** Data extracts follows **
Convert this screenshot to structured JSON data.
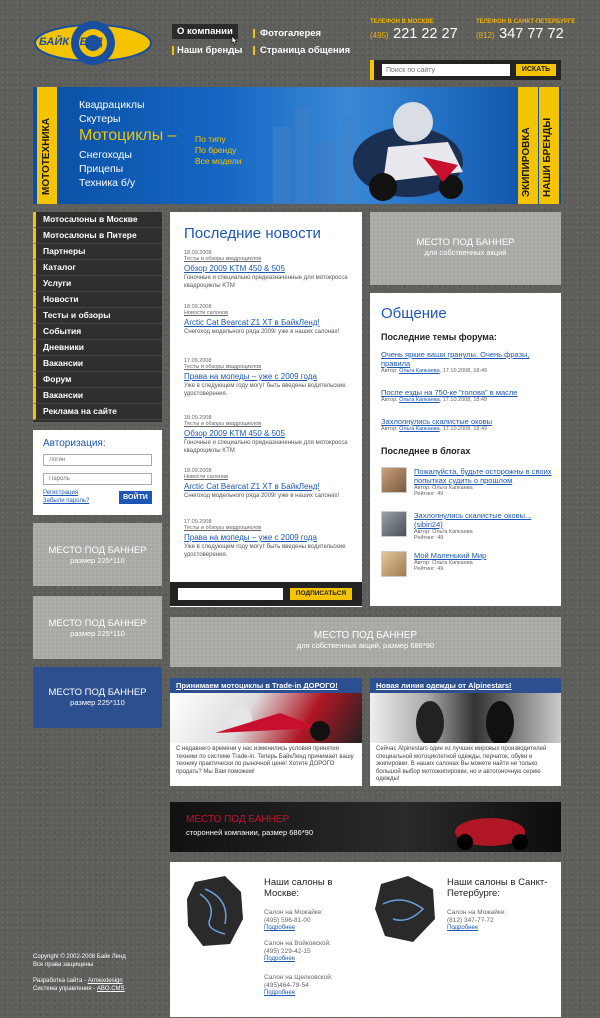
{
  "header": {
    "logo_text": "БАЙК ЛЕНД",
    "nav": [
      "О компании",
      "Фотогалерея",
      "Наши бренды",
      "Страница общения"
    ],
    "phones": [
      {
        "label": "ТЕЛЕФОН В МОСКВЕ",
        "code": "(495)",
        "number": "221 22 27"
      },
      {
        "label": "ТЕЛЕФОН В САНКТ-ПЕТЕРБУРГЕ",
        "code": "(812)",
        "number": "347 77 72"
      }
    ],
    "search": {
      "placeholder": "Поиск по сайту",
      "button": "ИСКАТЬ"
    }
  },
  "banner": {
    "left_vertical": "МОТОТЕХНИКА",
    "right_vertical": [
      "ЭКИПИРОВКА",
      "НАШИ БРЕНДЫ"
    ],
    "categories": [
      "Квадрациклы",
      "Скутеры",
      "Мотоциклы –",
      "Снегоходы",
      "Прицепы",
      "Техника б/у"
    ],
    "sub": [
      "По типу",
      "По бренду",
      "Все модели"
    ]
  },
  "menu": [
    "Мотосалоны в Москве",
    "Мотосалоны в Питере",
    "Партнеры",
    "Каталог",
    "Услуги",
    "Новости",
    "Тесты и обзоры",
    "События",
    "Дневники",
    "Вакансии",
    "Форум",
    "Вакансии",
    "Реклама на сайте"
  ],
  "auth": {
    "title": "Авторизация:",
    "login_placeholder": "Логин",
    "password_placeholder": "Пароль",
    "register": "Регистрация",
    "forgot": "Забыли пароль?",
    "button": "ВОЙТИ"
  },
  "left_banners": [
    {
      "main": "МЕСТО ПОД БАННЕР",
      "sub": "размер 225*110"
    },
    {
      "main": "МЕСТО ПОД БАННЕР",
      "sub": "размер 225*110"
    },
    {
      "main": "МЕСТО ПОД БАННЕР",
      "sub": "размер 225*110"
    }
  ],
  "news": {
    "title": "Последние новости",
    "items": [
      {
        "date": "18.09.2008",
        "cat": "Тесты и обзоры квадроциклов",
        "title": "Обзор 2009 KTM 450 & 505",
        "text": "Гоночные и специально предназначенные для мотокросса квадроциклы KTM"
      },
      {
        "date": "18.09.2008",
        "cat": "Новости салонов",
        "title": "Arctic Cat Bearcat Z1 XT в БайкЛенд!",
        "text": "Снегоход модельного ряда 2009г уже в наших салонах!"
      },
      {
        "date": "17.09.2008",
        "cat": "Тесты и обзоры квадроциклов",
        "title": "Права на мопеды – уже с 2009 года",
        "text": "Уже в следующем году могут быть введены водительские удостоверения."
      },
      {
        "date": "18.09.2008",
        "cat": "Тесты и обзоры квадроциклов",
        "title": "Обзор 2009 KTM 450 & 505",
        "text": "Гоночные и специально предназначенные для мотокросса квадроциклы KTM"
      },
      {
        "date": "18.09.2008",
        "cat": "Новости салонов",
        "title": "Arctic Cat Bearcat Z1 XT в БайкЛенд!",
        "text": "Снегоход модельного ряда 2009г уже в наших салонах!"
      },
      {
        "date": "17.09.2008",
        "cat": "Тесты и обзоры квадроциклов",
        "title": "Права на мопеды – уже с 2009 года",
        "text": "Уже в следующем году могут быть введены водительские удостоверения."
      }
    ],
    "subscribe": "ПОДПИСАТЬСЯ"
  },
  "right_banner": {
    "main": "МЕСТО ПОД БАННЕР",
    "sub": "для собственных акций"
  },
  "forum": {
    "title": "Общение",
    "topics_heading": "Последние темы форума:",
    "topics": [
      {
        "title": "Очень яркие ваши гранулы. Очень фразы, правила",
        "author": "Ольга Капкаева",
        "date": "17.10.2008, 18:49"
      },
      {
        "title": "После езды на 750-ке \"голова\" в масле",
        "author": "Ольга Капкаева",
        "date": "17.10.2008, 18:49"
      },
      {
        "title": "Захлопнулись скалистые оковы",
        "author": "Ольга Капкаева",
        "date": "17.10.2008, 18:49"
      }
    ],
    "blogs_heading": "Последнее в блогах",
    "blogs": [
      {
        "title": "Пожалуйста, будьте осторожны в своих попытках судить о прошлом",
        "author": "Ольга Капкаева",
        "rating": "49"
      },
      {
        "title": "Захлопнулись скалистые оковы... (sibiri24)",
        "author": "Ольга Капкаева",
        "rating": "49"
      },
      {
        "title": "Мой Маленький Мир",
        "author": "Ольга Капкаева",
        "rating": "49"
      }
    ]
  },
  "wide_banner": {
    "main": "МЕСТО ПОД БАННЕР",
    "sub": "для собственных акций, размер 686*90"
  },
  "promos": [
    {
      "title": "Принимаем мотоциклы в Trade-in ДОРОГО!",
      "text": "С недавнего времени у нас изменились условия принятия техники по системе Trade-in. Теперь БайкЛенд принимает вашу технику практически по рыночной цене! Хотите ДОРОГО продать? Мы Вам поможем!"
    },
    {
      "title": "Новая линия одежды от Alpinestars!",
      "text": "Сейчас Alpinestars один из лучших мировых производителей специальной мотоциклетной одежды, перчаток, обуви и экипировки. В наших салонах Вы можете найти не только большой выбор мотоэкипировки, но и автогоночную серию одежды!"
    }
  ],
  "third_banner": {
    "main": "МЕСТО ПОД БАННЕР",
    "sub": "сторонней компании, размер 686*90"
  },
  "salons": {
    "moscow": {
      "heading": "Наши салоны в Москве:",
      "items": [
        {
          "name": "Салон на Можайке:",
          "phone": "(495) 596-81-00"
        },
        {
          "name": "Салон на Войковской:",
          "phone": "(495) 229-42-15"
        },
        {
          "name": "Салон на Щелковской:",
          "phone": "(495)464-79-54"
        }
      ]
    },
    "spb": {
      "heading": "Наши салоны в Санкт-Петербурге:",
      "items": [
        {
          "name": "Салон на Можайке:",
          "phone": "(812) 347-77-72"
        }
      ]
    },
    "more": "Подробнее"
  },
  "footer": {
    "copyright": "Copyright © 2002-2008 Байк Ленд",
    "rights": "Все права защищены",
    "dev_prefix": "Разработка сайта - ",
    "dev": "Armexdesign",
    "cms_prefix": "Система управления - ",
    "cms": "ABO.CMS"
  },
  "colors": {
    "accent": "#f5c400",
    "blue": "#1d57b4",
    "dark": "#2f2f2f"
  }
}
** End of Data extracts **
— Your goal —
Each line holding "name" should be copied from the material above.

— Solution —
          "name": "Салон на Можайке:",
          "name": "Салон на Войковской:",
          "name": "Салон на Щелковской:",
          "name": "Салон на Можайке:",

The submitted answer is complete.